TASK BRIEF: Please return each entry that follows exactly as given, but without pictures.

[Data entries]
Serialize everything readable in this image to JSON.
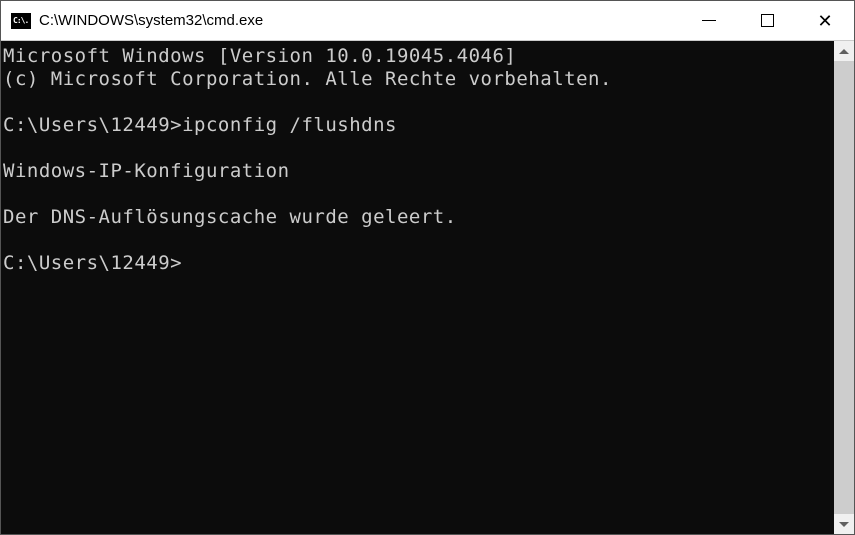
{
  "titlebar": {
    "icon_text": "C:\\.",
    "title": "C:\\WINDOWS\\system32\\cmd.exe"
  },
  "terminal": {
    "lines": {
      "l0": "Microsoft Windows [Version 10.0.19045.4046]",
      "l1": "(c) Microsoft Corporation. Alle Rechte vorbehalten.",
      "l2": "",
      "l3": "C:\\Users\\12449>ipconfig /flushdns",
      "l4": "",
      "l5": "Windows-IP-Konfiguration",
      "l6": "",
      "l7": "Der DNS-Auflösungscache wurde geleert.",
      "l8": "",
      "l9": "C:\\Users\\12449>"
    }
  }
}
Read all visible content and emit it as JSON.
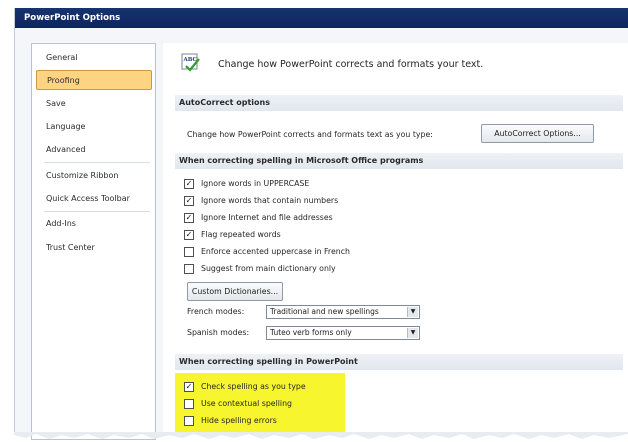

TASK OUTPUT:
Serialize everything readable in this image to JSON.
{
  "titlebar": {
    "icon_text": "C:\\.",
    "title": "C:\\WINDOWS\\system32\\cmd.exe"
  },
  "terminal": {
    "lines": {
      "l0": "Microsoft Windows [Version 10.0.19045.4046]",
      "l1": "(c) Microsoft Corporation. Alle Rechte vorbehalten.",
      "l2": "",
      "l3": "C:\\Users\\12449>ipconfig /flushdns",
      "l4": "",
      "l5": "Windows-IP-Konfiguration",
      "l6": "",
      "l7": "Der DNS-Auflösungscache wurde geleert.",
      "l8": "",
      "l9": "C:\\Users\\12449>"
    }
  }
}
Read all visible content and emit it as JSON.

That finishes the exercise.